- WHAT YOU HAVE TO DO: Retype the records below exactly as they stand, but with no images.

- SUPPLIED INFORMATION:
----

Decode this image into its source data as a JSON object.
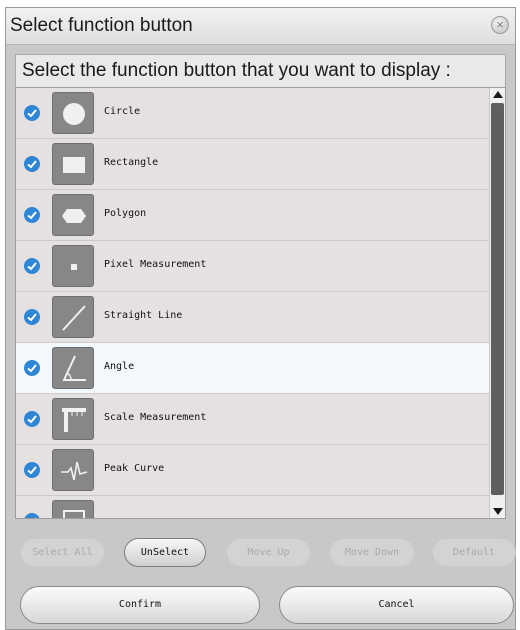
{
  "dialog": {
    "title": "Select function button",
    "close_glyph": "×",
    "prompt": "Select the function button that you want to display :"
  },
  "items": [
    {
      "label": "Circle",
      "icon": "circle-icon",
      "checked": true
    },
    {
      "label": "Rectangle",
      "icon": "rectangle-icon",
      "checked": true
    },
    {
      "label": "Polygon",
      "icon": "polygon-icon",
      "checked": true
    },
    {
      "label": "Pixel Measurement",
      "icon": "pixel-measurement-icon",
      "checked": true
    },
    {
      "label": "Straight Line",
      "icon": "straight-line-icon",
      "checked": true
    },
    {
      "label": "Angle",
      "icon": "angle-icon",
      "checked": true,
      "selected": true
    },
    {
      "label": "Scale Measurement",
      "icon": "scale-measurement-icon",
      "checked": true
    },
    {
      "label": "Peak Curve",
      "icon": "peak-curve-icon",
      "checked": true
    },
    {
      "label": "",
      "icon": "partial-item-icon",
      "checked": true
    }
  ],
  "buttons": {
    "select_all": "Select All",
    "unselect": "UnSelect",
    "move_up": "Move Up",
    "move_down": "Move Down",
    "default": "Default",
    "confirm": "Confirm",
    "cancel": "Cancel"
  },
  "colors": {
    "check": "#2f86d4",
    "selected_row": "#f3f8fc",
    "icon_tile": "#878787"
  }
}
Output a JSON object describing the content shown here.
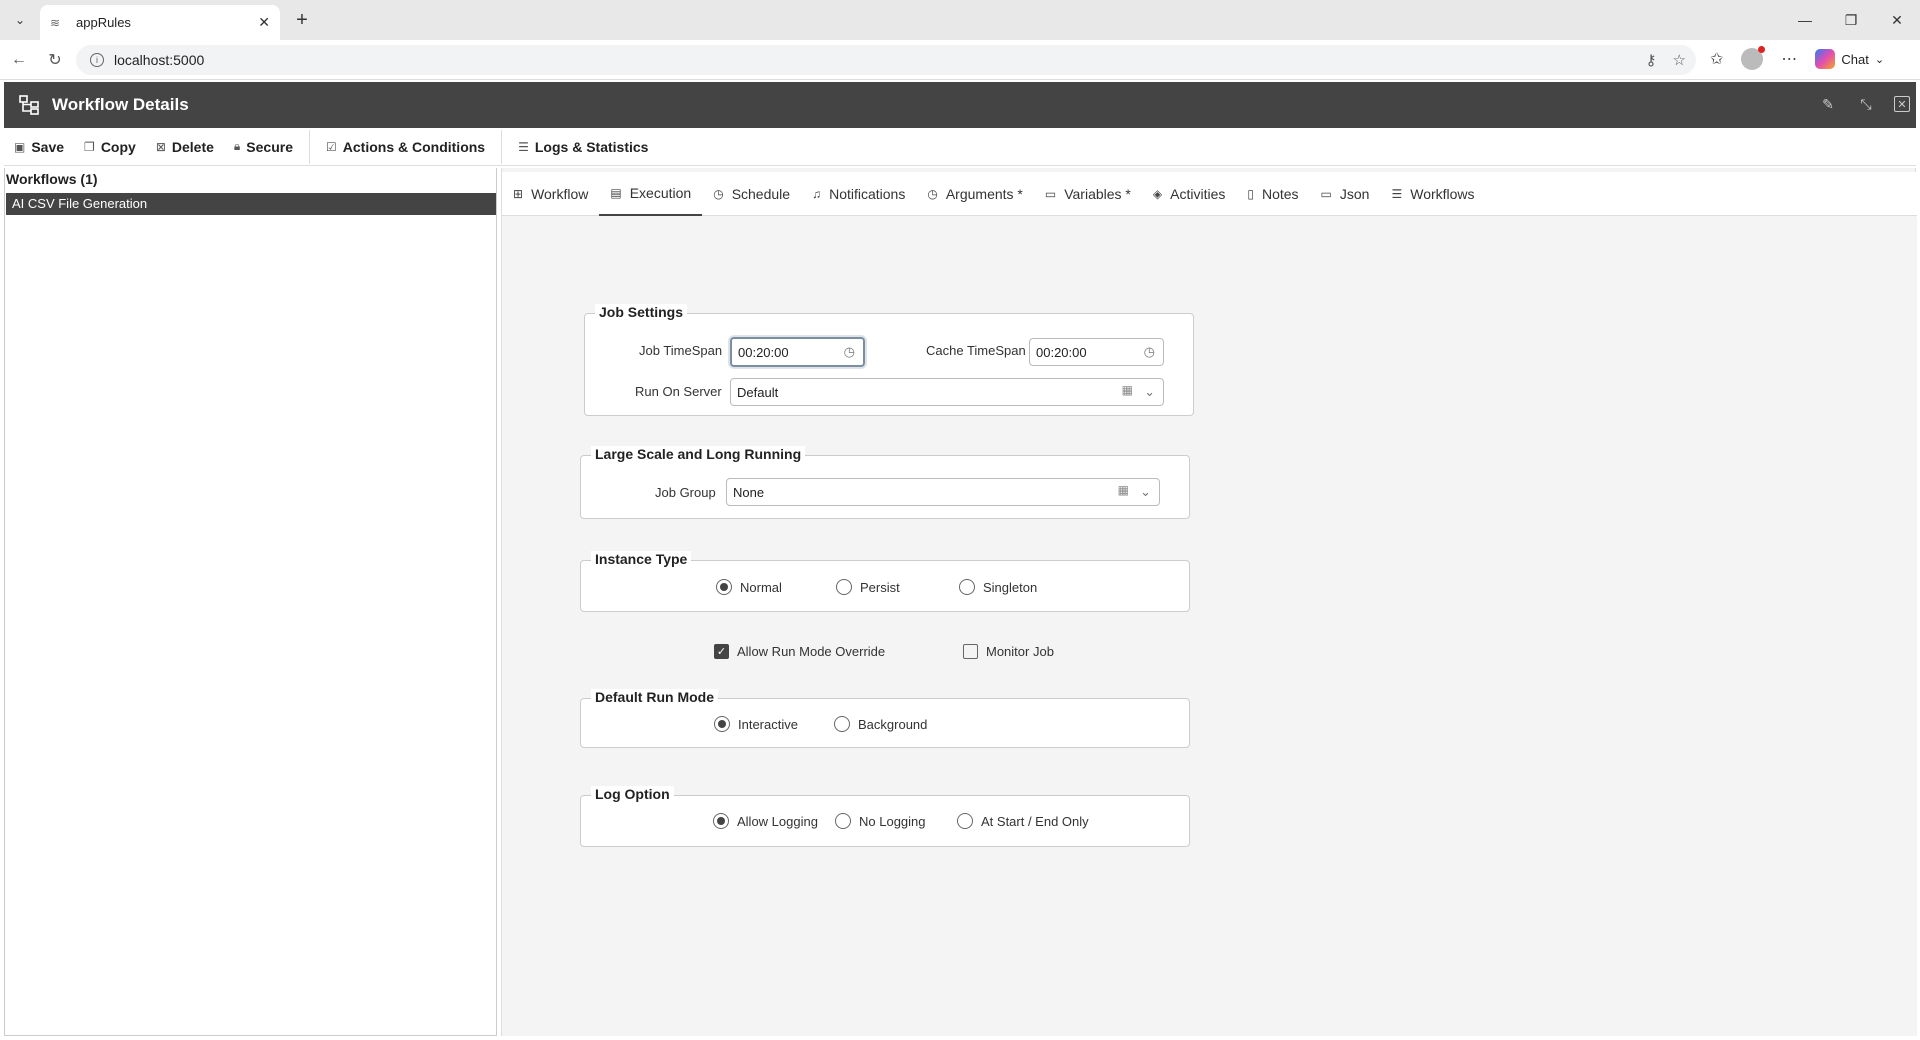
{
  "browser": {
    "tab_title": "appRules",
    "url": "localhost:5000",
    "chat_label": "Chat"
  },
  "header": {
    "title": "Workflow Details"
  },
  "toolbar": {
    "save": "Save",
    "copy": "Copy",
    "delete": "Delete",
    "secure": "Secure",
    "actions": "Actions & Conditions",
    "logs": "Logs & Statistics"
  },
  "left": {
    "title": "Workflows (1)",
    "items": [
      "AI CSV File Generation"
    ]
  },
  "tabs": [
    "Workflow",
    "Execution",
    "Schedule",
    "Notifications",
    "Arguments *",
    "Variables *",
    "Activities",
    "Notes",
    "Json",
    "Workflows"
  ],
  "active_tab": "Execution",
  "job_settings": {
    "legend": "Job Settings",
    "job_timespan_label": "Job TimeSpan",
    "job_timespan_value": "00:20:00",
    "cache_timespan_label": "Cache TimeSpan",
    "cache_timespan_value": "00:20:00",
    "run_on_server_label": "Run On Server",
    "run_on_server_value": "Default"
  },
  "large_scale": {
    "legend": "Large Scale and Long Running",
    "job_group_label": "Job Group",
    "job_group_value": "None"
  },
  "instance_type": {
    "legend": "Instance Type",
    "options": [
      "Normal",
      "Persist",
      "Singleton"
    ],
    "selected": "Normal"
  },
  "flags": {
    "allow_override": "Allow Run Mode Override",
    "allow_override_checked": true,
    "monitor_job": "Monitor Job",
    "monitor_job_checked": false
  },
  "run_mode": {
    "legend": "Default Run Mode",
    "options": [
      "Interactive",
      "Background"
    ],
    "selected": "Interactive"
  },
  "log_option": {
    "legend": "Log Option",
    "options": [
      "Allow Logging",
      "No Logging",
      "At Start / End Only"
    ],
    "selected": "Allow Logging"
  }
}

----

- ANSWER TO THIS EXERCISE:
Decode this image into its source data as a JSON object.
{
  "dialog": {
    "title": "Select function button",
    "close_glyph": "×",
    "prompt": "Select the function button that you want to display :"
  },
  "items": [
    {
      "label": "Circle",
      "icon": "circle-icon",
      "checked": true
    },
    {
      "label": "Rectangle",
      "icon": "rectangle-icon",
      "checked": true
    },
    {
      "label": "Polygon",
      "icon": "polygon-icon",
      "checked": true
    },
    {
      "label": "Pixel Measurement",
      "icon": "pixel-measurement-icon",
      "checked": true
    },
    {
      "label": "Straight Line",
      "icon": "straight-line-icon",
      "checked": true
    },
    {
      "label": "Angle",
      "icon": "angle-icon",
      "checked": true,
      "selected": true
    },
    {
      "label": "Scale Measurement",
      "icon": "scale-measurement-icon",
      "checked": true
    },
    {
      "label": "Peak Curve",
      "icon": "peak-curve-icon",
      "checked": true
    },
    {
      "label": "",
      "icon": "partial-item-icon",
      "checked": true
    }
  ],
  "buttons": {
    "select_all": "Select All",
    "unselect": "UnSelect",
    "move_up": "Move Up",
    "move_down": "Move Down",
    "default": "Default",
    "confirm": "Confirm",
    "cancel": "Cancel"
  },
  "colors": {
    "check": "#2f86d4",
    "selected_row": "#f3f8fc",
    "icon_tile": "#878787"
  }
}
Output a JSON object describing the content shown here.
{
  "browser": {
    "tab_title": "appRules",
    "url": "localhost:5000",
    "chat_label": "Chat"
  },
  "header": {
    "title": "Workflow Details"
  },
  "toolbar": {
    "save": "Save",
    "copy": "Copy",
    "delete": "Delete",
    "secure": "Secure",
    "actions": "Actions & Conditions",
    "logs": "Logs & Statistics"
  },
  "left": {
    "title": "Workflows (1)",
    "items": [
      "AI CSV File Generation"
    ]
  },
  "tabs": [
    "Workflow",
    "Execution",
    "Schedule",
    "Notifications",
    "Arguments *",
    "Variables *",
    "Activities",
    "Notes",
    "Json",
    "Workflows"
  ],
  "active_tab": "Execution",
  "job_settings": {
    "legend": "Job Settings",
    "job_timespan_label": "Job TimeSpan",
    "job_timespan_value": "00:20:00",
    "cache_timespan_label": "Cache TimeSpan",
    "cache_timespan_value": "00:20:00",
    "run_on_server_label": "Run On Server",
    "run_on_server_value": "Default"
  },
  "large_scale": {
    "legend": "Large Scale and Long Running",
    "job_group_label": "Job Group",
    "job_group_value": "None"
  },
  "instance_type": {
    "legend": "Instance Type",
    "options": [
      "Normal",
      "Persist",
      "Singleton"
    ],
    "selected": "Normal"
  },
  "flags": {
    "allow_override": "Allow Run Mode Override",
    "allow_override_checked": true,
    "monitor_job": "Monitor Job",
    "monitor_job_checked": false
  },
  "run_mode": {
    "legend": "Default Run Mode",
    "options": [
      "Interactive",
      "Background"
    ],
    "selected": "Interactive"
  },
  "log_option": {
    "legend": "Log Option",
    "options": [
      "Allow Logging",
      "No Logging",
      "At Start / End Only"
    ],
    "selected": "Allow Logging"
  }
}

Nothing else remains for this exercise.